Bike commuting basics: Tips from a veteran
It’s not so hard to get started. Just in time for Sustainable Transportation Week, Michael McGoldrick shares some useful tips from his website gobiking.ca
- The shortest route to get downtown is rarely the best one for cycling to work. It will be well worth your while to add a kilometre or two to your route if it minimizes your exposure to heavy traffic, and increases the amount of time you’ll spend on paths, bicycle lanes, and quiet streets. You may want to do a little exploratory riding in the evening or on weekends to figure out your best options.
- Study the NCC and City of Ottawa bicycle maps to see what is possible in your neighbourhood. Also note that Google now includes bike paths (in dark green) and bike lanes (in light green) on its online maps for Ottawa and Gatineau.
What type of bike to ride
- When riding over relatively flat terrain for 10 to 15 kilometres, you should do fine with everything from hybrids to racing-type bikes.
- If you will be locking your bike outside on the street, you’ll want to ensure that it doesn’t become a target for bicycle thieves (i.e. one that’s not too expensive).
Where to park your bike
- If you’re lucky, your employer may provide a “bicycle room” where employees can securely store their bikes for free.
- The large majority of us will have to lock our bikes at street level, perhaps at one of the many large capacity bicycle racks in downtown Ottawa (including the north side of the Place Bell on Elgin, the corner of Sparks & Bank, the northeast corner of Slater & Kent, and next to City Hall).
- Although there are no guarantees, there are two basic precautions to help keep your bike from being stolen. First, choose a bike with a colour that blends into the background; second, adopt a good protocol for locking your bicycle.
- Lock both your bike’s frame and rear wheel to a solid metal bar or post. Use a good quality U-lock (preferably one where the key is inserted perpendicular to the locking cylinder as opposed to the less robust models where the key is inserted at the end of the cylinder).
- If your front wheel or seat is equipped with a quick release mechanism you may also want to secure these to the U-lock using a cable.
Showering and sweat management
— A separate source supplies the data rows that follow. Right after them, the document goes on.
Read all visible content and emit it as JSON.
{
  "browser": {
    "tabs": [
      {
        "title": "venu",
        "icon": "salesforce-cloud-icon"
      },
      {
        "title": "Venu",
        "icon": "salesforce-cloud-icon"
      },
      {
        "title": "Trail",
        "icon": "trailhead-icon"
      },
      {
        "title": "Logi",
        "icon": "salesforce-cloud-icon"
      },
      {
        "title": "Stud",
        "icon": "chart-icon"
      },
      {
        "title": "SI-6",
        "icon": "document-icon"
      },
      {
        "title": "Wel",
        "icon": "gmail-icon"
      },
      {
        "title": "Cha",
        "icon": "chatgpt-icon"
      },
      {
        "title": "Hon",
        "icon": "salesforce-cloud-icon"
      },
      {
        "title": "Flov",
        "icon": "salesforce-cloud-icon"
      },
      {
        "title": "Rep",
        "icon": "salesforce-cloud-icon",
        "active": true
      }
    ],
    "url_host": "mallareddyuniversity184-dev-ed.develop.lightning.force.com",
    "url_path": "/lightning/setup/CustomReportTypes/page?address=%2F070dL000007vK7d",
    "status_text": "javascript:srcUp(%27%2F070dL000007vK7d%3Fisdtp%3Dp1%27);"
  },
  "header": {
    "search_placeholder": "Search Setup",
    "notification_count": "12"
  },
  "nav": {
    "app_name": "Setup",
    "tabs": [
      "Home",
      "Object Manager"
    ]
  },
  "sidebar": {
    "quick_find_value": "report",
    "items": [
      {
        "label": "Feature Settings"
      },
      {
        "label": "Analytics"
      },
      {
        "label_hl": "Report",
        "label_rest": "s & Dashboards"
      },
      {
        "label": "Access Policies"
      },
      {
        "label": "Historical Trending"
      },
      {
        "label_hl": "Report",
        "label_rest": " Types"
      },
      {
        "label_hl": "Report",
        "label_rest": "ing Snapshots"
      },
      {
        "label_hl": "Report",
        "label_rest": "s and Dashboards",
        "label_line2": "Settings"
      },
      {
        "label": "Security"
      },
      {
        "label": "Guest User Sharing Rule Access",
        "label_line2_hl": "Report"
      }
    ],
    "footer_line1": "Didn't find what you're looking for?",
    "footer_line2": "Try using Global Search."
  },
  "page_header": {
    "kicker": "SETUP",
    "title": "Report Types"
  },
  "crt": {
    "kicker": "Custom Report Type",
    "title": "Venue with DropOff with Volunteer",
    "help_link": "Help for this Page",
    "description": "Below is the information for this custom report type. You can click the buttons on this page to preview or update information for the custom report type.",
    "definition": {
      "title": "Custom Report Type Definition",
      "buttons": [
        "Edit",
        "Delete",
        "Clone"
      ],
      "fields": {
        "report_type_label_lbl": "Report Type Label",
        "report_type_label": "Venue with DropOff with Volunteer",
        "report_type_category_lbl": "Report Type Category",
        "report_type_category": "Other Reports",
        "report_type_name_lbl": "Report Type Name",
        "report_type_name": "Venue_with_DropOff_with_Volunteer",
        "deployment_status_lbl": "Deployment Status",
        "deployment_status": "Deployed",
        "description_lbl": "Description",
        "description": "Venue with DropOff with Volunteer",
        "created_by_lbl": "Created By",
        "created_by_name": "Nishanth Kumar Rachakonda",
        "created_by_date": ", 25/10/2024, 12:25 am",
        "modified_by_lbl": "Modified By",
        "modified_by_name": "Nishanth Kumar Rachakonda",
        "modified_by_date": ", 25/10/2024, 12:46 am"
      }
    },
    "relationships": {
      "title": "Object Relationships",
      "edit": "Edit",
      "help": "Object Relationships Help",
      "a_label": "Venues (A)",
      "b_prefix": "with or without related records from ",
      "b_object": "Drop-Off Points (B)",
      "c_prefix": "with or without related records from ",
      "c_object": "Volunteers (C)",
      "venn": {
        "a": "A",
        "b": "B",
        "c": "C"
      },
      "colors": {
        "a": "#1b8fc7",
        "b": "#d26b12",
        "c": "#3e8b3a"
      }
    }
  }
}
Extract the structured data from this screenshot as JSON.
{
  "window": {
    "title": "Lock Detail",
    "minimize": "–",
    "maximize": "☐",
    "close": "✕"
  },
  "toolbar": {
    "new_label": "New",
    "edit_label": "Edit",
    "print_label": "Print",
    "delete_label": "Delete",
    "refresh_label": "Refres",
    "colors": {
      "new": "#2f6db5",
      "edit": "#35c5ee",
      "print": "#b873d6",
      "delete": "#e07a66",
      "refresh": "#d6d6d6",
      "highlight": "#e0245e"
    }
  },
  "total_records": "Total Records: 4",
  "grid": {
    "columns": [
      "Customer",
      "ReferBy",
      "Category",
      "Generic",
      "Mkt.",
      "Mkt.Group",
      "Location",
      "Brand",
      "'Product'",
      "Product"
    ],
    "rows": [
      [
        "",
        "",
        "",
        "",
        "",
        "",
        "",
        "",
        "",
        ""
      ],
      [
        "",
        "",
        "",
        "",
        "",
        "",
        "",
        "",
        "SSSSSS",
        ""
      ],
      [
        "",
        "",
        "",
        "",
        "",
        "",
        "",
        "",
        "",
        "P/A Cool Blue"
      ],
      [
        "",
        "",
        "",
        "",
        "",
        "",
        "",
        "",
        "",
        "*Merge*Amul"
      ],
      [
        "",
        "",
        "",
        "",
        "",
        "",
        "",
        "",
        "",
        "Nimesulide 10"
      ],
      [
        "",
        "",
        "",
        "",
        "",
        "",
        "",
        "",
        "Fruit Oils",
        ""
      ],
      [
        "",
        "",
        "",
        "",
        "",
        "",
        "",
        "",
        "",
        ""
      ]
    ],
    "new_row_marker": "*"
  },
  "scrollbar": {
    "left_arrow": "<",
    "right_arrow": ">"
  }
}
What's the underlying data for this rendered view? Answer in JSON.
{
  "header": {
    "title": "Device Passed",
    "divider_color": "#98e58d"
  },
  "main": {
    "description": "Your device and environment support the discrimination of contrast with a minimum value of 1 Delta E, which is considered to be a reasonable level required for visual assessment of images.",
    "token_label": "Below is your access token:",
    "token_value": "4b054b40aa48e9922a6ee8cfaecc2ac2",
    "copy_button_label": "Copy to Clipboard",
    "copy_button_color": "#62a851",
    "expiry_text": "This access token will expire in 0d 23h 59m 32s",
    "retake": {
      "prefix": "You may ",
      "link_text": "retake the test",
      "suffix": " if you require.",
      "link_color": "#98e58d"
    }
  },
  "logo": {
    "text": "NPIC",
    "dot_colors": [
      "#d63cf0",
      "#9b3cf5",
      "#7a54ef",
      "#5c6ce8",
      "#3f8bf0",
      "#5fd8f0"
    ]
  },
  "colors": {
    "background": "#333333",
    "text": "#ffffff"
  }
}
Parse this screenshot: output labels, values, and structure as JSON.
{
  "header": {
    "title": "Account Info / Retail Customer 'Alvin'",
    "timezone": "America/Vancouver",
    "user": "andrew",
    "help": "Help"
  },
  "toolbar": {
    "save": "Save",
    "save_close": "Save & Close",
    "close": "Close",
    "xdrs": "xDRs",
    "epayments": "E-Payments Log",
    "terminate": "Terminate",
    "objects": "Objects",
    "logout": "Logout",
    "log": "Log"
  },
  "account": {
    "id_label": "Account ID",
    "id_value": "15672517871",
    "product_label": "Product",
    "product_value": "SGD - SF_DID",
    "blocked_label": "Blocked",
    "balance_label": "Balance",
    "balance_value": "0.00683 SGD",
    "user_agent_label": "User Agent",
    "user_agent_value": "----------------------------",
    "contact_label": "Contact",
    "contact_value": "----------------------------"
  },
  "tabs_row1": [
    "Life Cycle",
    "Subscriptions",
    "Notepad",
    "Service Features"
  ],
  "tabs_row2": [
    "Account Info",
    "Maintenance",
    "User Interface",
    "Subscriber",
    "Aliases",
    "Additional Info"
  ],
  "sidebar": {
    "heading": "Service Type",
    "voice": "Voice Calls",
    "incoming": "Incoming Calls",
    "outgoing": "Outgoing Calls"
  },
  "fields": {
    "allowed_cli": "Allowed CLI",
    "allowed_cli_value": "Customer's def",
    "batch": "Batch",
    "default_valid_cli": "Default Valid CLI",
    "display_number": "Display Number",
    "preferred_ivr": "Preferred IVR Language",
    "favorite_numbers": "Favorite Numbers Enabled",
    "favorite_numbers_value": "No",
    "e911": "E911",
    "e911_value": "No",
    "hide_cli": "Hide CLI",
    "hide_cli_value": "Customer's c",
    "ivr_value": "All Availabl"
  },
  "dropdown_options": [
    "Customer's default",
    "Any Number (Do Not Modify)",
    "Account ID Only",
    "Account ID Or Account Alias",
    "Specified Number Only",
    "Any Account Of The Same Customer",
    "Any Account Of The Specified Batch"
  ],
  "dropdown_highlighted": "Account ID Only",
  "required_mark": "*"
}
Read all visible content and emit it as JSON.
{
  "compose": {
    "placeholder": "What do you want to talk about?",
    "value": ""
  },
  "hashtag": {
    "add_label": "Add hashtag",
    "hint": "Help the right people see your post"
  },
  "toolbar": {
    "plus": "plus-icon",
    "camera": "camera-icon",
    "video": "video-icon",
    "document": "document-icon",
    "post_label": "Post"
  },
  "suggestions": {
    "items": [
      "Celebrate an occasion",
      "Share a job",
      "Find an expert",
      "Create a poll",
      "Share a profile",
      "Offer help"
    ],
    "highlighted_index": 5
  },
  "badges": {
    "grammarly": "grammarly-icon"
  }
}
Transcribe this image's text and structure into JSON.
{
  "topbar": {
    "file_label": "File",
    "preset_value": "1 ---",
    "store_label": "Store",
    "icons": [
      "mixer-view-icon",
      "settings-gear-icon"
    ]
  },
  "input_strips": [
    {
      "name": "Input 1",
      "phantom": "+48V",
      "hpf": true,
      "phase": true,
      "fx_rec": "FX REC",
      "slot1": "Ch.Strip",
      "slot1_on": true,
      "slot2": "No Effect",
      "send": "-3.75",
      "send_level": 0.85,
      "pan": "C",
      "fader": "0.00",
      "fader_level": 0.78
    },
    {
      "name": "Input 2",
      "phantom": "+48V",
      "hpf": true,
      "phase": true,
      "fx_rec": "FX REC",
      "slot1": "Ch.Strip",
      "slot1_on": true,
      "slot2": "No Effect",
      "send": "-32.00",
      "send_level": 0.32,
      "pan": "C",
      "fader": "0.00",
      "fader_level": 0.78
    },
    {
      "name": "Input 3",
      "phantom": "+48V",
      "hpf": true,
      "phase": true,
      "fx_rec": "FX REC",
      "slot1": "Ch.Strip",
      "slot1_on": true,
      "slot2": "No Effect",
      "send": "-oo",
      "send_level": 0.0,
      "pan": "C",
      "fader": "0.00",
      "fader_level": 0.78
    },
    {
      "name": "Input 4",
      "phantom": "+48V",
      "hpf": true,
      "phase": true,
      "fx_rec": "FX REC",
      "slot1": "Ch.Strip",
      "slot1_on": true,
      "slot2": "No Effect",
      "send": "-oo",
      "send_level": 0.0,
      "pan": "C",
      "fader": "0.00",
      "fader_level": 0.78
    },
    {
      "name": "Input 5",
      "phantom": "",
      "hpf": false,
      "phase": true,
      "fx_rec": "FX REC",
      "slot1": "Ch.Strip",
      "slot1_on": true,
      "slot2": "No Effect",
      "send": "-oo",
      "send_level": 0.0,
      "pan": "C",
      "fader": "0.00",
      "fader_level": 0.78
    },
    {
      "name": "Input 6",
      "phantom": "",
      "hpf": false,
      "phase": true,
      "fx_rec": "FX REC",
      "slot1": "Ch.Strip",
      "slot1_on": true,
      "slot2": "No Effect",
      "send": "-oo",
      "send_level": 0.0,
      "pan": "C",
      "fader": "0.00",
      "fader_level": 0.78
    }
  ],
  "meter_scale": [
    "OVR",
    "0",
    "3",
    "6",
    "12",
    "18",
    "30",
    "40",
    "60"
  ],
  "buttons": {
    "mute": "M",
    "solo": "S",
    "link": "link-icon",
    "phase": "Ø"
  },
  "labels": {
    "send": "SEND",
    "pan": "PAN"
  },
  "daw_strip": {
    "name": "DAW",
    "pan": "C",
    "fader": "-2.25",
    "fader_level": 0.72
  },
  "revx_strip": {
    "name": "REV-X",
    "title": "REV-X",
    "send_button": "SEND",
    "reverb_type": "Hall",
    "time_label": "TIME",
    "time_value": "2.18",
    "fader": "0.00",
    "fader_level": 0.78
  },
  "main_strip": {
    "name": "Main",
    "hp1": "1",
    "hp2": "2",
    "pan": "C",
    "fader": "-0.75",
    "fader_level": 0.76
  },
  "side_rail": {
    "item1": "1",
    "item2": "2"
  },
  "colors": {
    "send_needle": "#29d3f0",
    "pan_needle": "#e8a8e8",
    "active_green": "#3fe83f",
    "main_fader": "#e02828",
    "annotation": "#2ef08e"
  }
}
- For the minority of bicycle commuters, a sweaty ride isn’t a problem if your work provides employees with shower facilities and locker rooms.
- For the rest of us, if it’s a particularly warm morning, take a little extra time, go a little slower, and pedal at a speed just below your “sweat threshold”. Once you get to the office, changing from cycling clothes into regular street clothes will do a lot to keep you fresh. Also, it never hurts to keep deodorant and a small towel at the office.
Clothes for cycling and work
- You could always splurge on expensive bike clothes, but you’ll also do fine with casual sportswear made of synthetic material. Such material is breathable and good at wicking moisture away from your body. In terms of office wear, you’ll have to devise a system for bringing them home to wash or use a dry cleaning service.
- For heavy documents: the general rule is that the bike should carry the load, and not the rider. This means installing a rear rack on which you can attach various types of bags, such as pannier-type bags or even cycling briefcases.
- For rainy days: you may find that it’s worth equipping your bike with inexpensive lightweight plastic fenders.
- For dark nights: it’s always a good idea to carry a set of front and rear LED lights for increased visibility.
- The frequency of bicycle maintenance depends on its use. Expect to change the chain and rear tire once a year. The bike will also require a major overall maintenance every two to three years.
- The most important thing you can do to maintain a bike is keep everything clean (especially the chain and gears), made easier with an inexpensive chain scrubbing device and a biodegradable degreaser.
This article is a condensed version of the original from http://cycle.ottawacitizen.com/news/bike-commuting-basics-tips-from-a-veteran